(What the task requires): Search the entries below for the string "JSON" and copy the lines that hold it.

(Task material):
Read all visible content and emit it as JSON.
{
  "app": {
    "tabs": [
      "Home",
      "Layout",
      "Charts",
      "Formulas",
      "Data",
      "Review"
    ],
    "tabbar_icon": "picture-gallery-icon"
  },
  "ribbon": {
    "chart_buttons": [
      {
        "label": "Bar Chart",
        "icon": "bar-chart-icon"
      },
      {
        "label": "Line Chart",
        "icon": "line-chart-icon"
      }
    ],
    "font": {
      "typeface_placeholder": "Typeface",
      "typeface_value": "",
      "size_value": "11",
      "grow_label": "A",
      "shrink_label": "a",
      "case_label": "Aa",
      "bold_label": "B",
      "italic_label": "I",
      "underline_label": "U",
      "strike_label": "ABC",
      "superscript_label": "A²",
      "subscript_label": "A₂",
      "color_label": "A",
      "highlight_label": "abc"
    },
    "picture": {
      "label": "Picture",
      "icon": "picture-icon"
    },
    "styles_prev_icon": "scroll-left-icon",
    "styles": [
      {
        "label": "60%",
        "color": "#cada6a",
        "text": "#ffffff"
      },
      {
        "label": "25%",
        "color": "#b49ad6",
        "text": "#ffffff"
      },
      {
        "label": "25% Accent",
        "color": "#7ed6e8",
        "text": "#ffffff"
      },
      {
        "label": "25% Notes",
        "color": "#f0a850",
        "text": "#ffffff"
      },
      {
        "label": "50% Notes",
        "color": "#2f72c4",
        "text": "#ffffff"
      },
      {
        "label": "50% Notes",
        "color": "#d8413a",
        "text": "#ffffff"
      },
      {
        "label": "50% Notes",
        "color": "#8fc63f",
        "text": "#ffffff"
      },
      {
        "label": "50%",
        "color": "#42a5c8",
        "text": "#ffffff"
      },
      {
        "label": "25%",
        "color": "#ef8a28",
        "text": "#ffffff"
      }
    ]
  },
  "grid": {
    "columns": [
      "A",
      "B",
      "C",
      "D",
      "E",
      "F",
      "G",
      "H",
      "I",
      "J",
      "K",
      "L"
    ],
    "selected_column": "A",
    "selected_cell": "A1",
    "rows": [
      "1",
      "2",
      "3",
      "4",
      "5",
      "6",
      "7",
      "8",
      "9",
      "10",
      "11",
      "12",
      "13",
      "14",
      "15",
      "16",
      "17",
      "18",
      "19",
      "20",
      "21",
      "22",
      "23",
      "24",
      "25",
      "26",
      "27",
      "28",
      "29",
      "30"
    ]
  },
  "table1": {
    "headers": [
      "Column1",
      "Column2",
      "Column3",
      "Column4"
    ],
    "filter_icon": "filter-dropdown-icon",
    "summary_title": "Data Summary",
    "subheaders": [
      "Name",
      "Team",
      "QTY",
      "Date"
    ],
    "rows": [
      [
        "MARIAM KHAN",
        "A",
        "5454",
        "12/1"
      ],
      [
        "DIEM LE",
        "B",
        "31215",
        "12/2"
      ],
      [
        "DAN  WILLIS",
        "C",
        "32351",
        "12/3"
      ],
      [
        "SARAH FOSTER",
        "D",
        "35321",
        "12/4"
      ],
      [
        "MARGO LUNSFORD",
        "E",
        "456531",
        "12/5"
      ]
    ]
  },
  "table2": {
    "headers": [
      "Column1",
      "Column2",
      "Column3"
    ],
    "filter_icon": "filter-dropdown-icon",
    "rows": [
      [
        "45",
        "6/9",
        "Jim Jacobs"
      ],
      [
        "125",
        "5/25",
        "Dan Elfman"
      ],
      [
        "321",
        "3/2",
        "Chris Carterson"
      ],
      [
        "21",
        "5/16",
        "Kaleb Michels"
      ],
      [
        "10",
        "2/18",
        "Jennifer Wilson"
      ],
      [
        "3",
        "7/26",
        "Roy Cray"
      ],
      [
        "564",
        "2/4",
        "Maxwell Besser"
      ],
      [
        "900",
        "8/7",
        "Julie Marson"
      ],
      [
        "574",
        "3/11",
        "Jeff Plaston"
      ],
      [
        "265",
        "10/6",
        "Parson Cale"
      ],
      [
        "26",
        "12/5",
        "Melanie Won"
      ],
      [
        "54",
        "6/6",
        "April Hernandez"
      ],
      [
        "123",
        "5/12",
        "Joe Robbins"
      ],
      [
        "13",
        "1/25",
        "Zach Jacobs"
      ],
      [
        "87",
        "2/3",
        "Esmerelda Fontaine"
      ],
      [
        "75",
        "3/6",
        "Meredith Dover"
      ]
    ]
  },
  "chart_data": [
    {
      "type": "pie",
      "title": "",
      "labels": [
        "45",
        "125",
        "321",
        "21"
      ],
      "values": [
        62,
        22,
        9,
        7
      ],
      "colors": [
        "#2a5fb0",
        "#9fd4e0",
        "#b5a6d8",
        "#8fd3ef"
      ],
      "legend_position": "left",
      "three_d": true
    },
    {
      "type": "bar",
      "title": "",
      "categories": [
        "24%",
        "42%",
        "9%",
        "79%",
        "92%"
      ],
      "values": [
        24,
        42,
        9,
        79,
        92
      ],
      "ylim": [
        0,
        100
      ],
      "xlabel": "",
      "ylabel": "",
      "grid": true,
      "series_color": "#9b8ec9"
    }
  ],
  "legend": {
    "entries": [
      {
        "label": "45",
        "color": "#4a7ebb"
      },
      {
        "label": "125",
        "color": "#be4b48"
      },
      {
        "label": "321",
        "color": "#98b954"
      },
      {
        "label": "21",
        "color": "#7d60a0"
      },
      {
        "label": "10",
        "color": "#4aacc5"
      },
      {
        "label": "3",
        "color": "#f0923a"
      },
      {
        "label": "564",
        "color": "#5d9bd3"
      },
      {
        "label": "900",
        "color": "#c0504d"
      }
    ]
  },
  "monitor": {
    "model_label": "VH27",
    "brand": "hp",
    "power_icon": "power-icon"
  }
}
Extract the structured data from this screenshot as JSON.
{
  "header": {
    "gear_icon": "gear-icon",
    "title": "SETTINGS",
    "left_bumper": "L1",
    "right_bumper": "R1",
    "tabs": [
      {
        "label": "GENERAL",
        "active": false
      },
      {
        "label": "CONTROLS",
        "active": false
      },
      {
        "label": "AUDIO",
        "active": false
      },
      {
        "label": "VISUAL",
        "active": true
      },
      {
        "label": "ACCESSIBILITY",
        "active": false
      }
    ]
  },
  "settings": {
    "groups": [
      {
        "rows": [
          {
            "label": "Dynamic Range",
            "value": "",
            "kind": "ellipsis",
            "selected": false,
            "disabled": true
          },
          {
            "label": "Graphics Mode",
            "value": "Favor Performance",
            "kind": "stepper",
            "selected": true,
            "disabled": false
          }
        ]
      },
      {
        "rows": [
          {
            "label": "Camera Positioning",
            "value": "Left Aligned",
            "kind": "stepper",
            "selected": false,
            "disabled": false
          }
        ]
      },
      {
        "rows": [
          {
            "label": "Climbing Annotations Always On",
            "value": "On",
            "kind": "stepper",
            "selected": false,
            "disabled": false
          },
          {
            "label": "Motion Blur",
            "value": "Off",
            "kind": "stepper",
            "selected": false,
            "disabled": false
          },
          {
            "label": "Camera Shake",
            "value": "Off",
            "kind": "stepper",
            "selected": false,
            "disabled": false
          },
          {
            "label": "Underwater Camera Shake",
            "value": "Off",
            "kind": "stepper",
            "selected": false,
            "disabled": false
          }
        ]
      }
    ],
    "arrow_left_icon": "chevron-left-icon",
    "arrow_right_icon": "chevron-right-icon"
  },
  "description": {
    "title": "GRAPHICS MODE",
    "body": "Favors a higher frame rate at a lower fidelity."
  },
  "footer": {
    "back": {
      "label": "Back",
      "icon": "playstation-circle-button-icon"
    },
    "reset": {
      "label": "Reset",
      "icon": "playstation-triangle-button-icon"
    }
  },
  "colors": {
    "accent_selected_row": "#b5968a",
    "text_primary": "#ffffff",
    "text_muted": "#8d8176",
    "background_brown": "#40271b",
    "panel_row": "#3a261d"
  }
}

(Response):
Read all visible content and emit it as JSON.
Extract the structured data from this screenshot as JSON.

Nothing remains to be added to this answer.